** REQUIRED ACTION **
Please report how many lines of the following entries hold the word "perlpro", giving the number alone.

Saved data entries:
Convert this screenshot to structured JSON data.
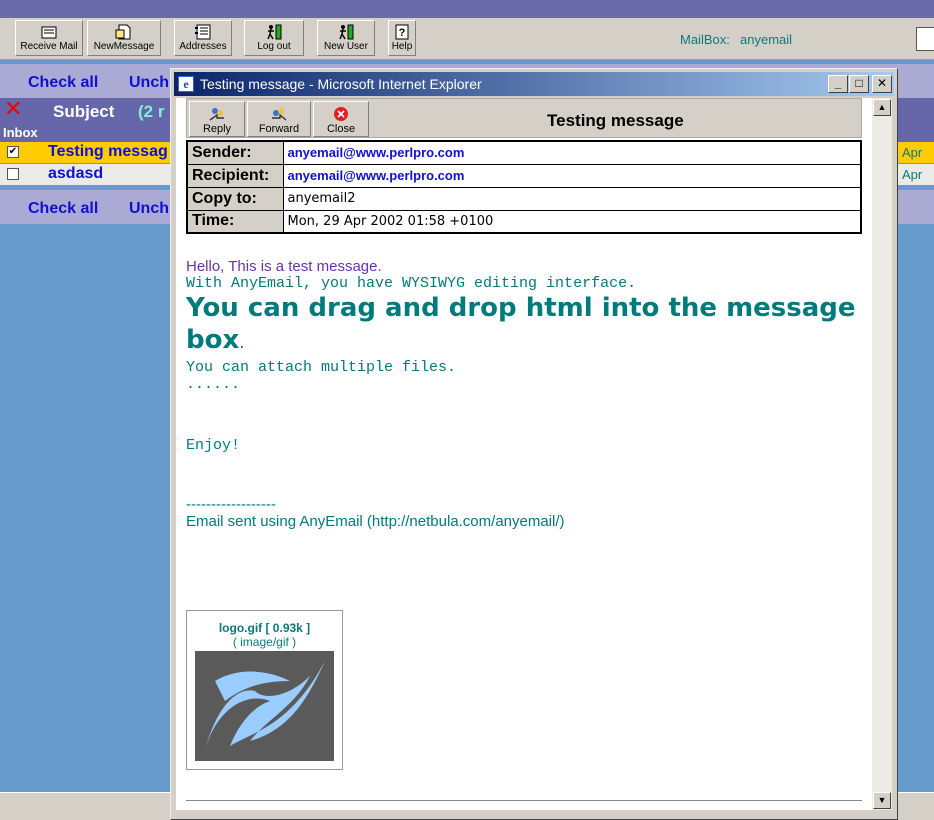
{
  "toolbar": {
    "receive": "Receive Mail",
    "new_message": "NewMessage",
    "addresses": "Addresses",
    "logout": "Log out",
    "new_user": "New User",
    "help": "Help"
  },
  "mailbox": {
    "label": "MailBox:",
    "value": "anyemail"
  },
  "list": {
    "check_all": "Check all",
    "uncheck_all": "Unch",
    "subject_header": "Subject",
    "subject_count": "(2 r",
    "folder": "Inbox",
    "rows": [
      {
        "subject": "Testing messag",
        "date": "Apr",
        "checked": true
      },
      {
        "subject": "asdasd",
        "date": "Apr",
        "checked": false
      }
    ]
  },
  "popup": {
    "window_title": "Testing message - Microsoft Internet Explorer",
    "buttons": {
      "reply": "Reply",
      "forward": "Forward",
      "close": "Close"
    },
    "message_title": "Testing message",
    "headers": {
      "sender_label": "Sender:",
      "sender": "anyemail@www.perlpro.com",
      "recipient_label": "Recipient:",
      "recipient": "anyemail@www.perlpro.com",
      "copy_label": "Copy to:",
      "copy": "anyemail2",
      "time_label": "Time:",
      "time": "Mon, 29 Apr 2002 01:58 +0100"
    },
    "body": {
      "hello": "Hello,  This is a test message.",
      "line2": "With AnyEmail, you have WYSIWYG editing interface.",
      "big": "You can drag and drop html into the message box",
      "big_dot": ".",
      "line4": "You can attach multiple files.",
      "dots": "......",
      "enjoy": "Enjoy!",
      "sig_line": "------------------",
      "sig": "Email sent using AnyEmail (http://netbula.com/anyemail/)"
    },
    "attachment": {
      "name": "logo.gif [ 0.93k ]",
      "type": "( image/gif )"
    }
  },
  "colors": {
    "accent": "#0a246a",
    "link": "#1010d0",
    "teal": "#007a7a",
    "selected_row": "#ffcc00"
  }
}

** EXERCISE ANSWER **
2